In international forums, Nepal and India are both advocates of the issues uniquely faced by developing countries and do raise voice for a fairer and more inclusive global development architecture. We speak for a better level playing field for all countries.
We are in the changed context both at home and abroad. Accordingly, we want to inject fresh perspectives into our relations with external world.
Our foreign policy priority begins at our borders. Talking about India, our intention is to strengthen the foundation of our relations; to expand and consolidate it; and to bring the relations to the next level. Our objective is clear and unambiguous.
We are two countries of different size, populations, level of economic development. The scope of our ambition is different, so is our strength. India is aspiring to be a global power, both politically and economically. Nepal’s ambition is to be a more stable and prosperous country.

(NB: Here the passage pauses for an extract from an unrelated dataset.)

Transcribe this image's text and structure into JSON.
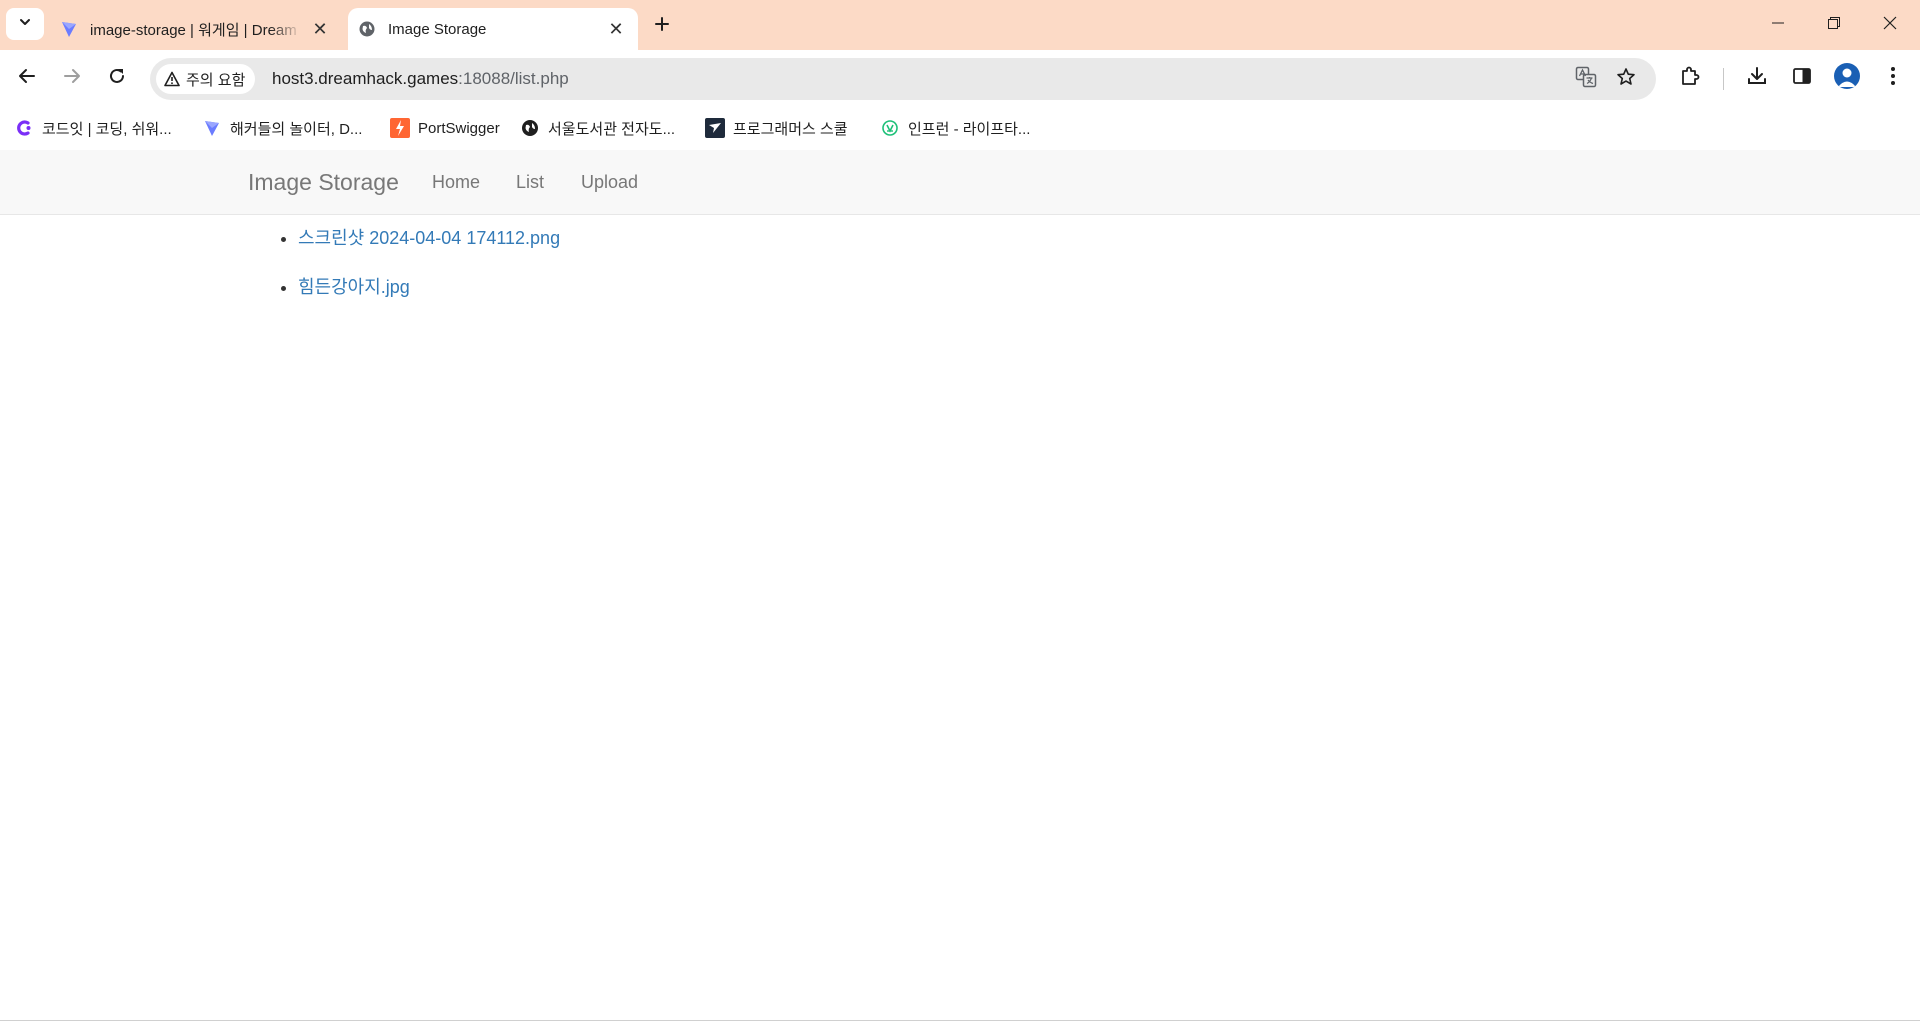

As a close neighbour, we are delighted to see India’s incredible achievements: be it the infrastructure build-up or industrialization; be it the advancement in technology, or in terms of the seven decades of successful democratic practice.
Today as we wait for the availability of COVID 19 vaccines, India is one of the few front runners that have started vaccinating the people. This has given us a great hope. I take this opportunity to congratulate India and its innovative companies for the success. Being next door, we believe we too will be availing these vaccines.
Nepal was among the few countries that remained independent throughout its history. In this very fact is rooted the abounding sense of national pride of today’s 30 million Nepali people. We, therefore, hold dearer than anything else the principles of sovereign equality, mutual respect and non-interference.
We pursue an independent foreign policy and our conduct of external relations is based on a balanced outlook. We do not harbour ill-will against anyone. Amity with all and enmity with none is our motto. Guided by the same principles, we seek to foster relations with neighbours and all friendly countries around the world.
Prime Minister Oli said, while in this very city three years ago, that Nepal desired to create a strong edifice of trust in our relations; desired to create a relationship which would make our generation and the future equally proud. We want to see a 21st century Nepal-India relationship, which is forward looking and firmly founded on equality, mutual respect, justice and understanding of each other’s concerns and sensitivities.
For that, we should sincerely attend to the issues that we have inherited from the past; address them appropriately and should creatively work out the agendas for future. With the same objective, we created an Eminent Persons’ Group in 2016 and mandated them to review the entire spectrum of Nepal-India relations and recommend measures to upgrade them in the changed context. EPG has done its work and our job is to receive their report and implement.
One of the tasks assigned to EPG was the task of recommending the inputs for the review of past treaties and agreement, including the Peace and Friendship Treaty of 1950. We have agreed to revise, adjust and update the Treaty to better reflect the current reality and to further consolidate and expand our friendship. We need to do it sooner than later.
To conclude, our conviction is unwavering that Nepal-India friendship stands on a robust foundation. Our connection is deep and engagement comprehensive. Yet we should be mindful equally that healthy relations require continuous nurturing, creative thinking, promptness and readiness to understand each other in changing dynamics. I am sure we have that competence.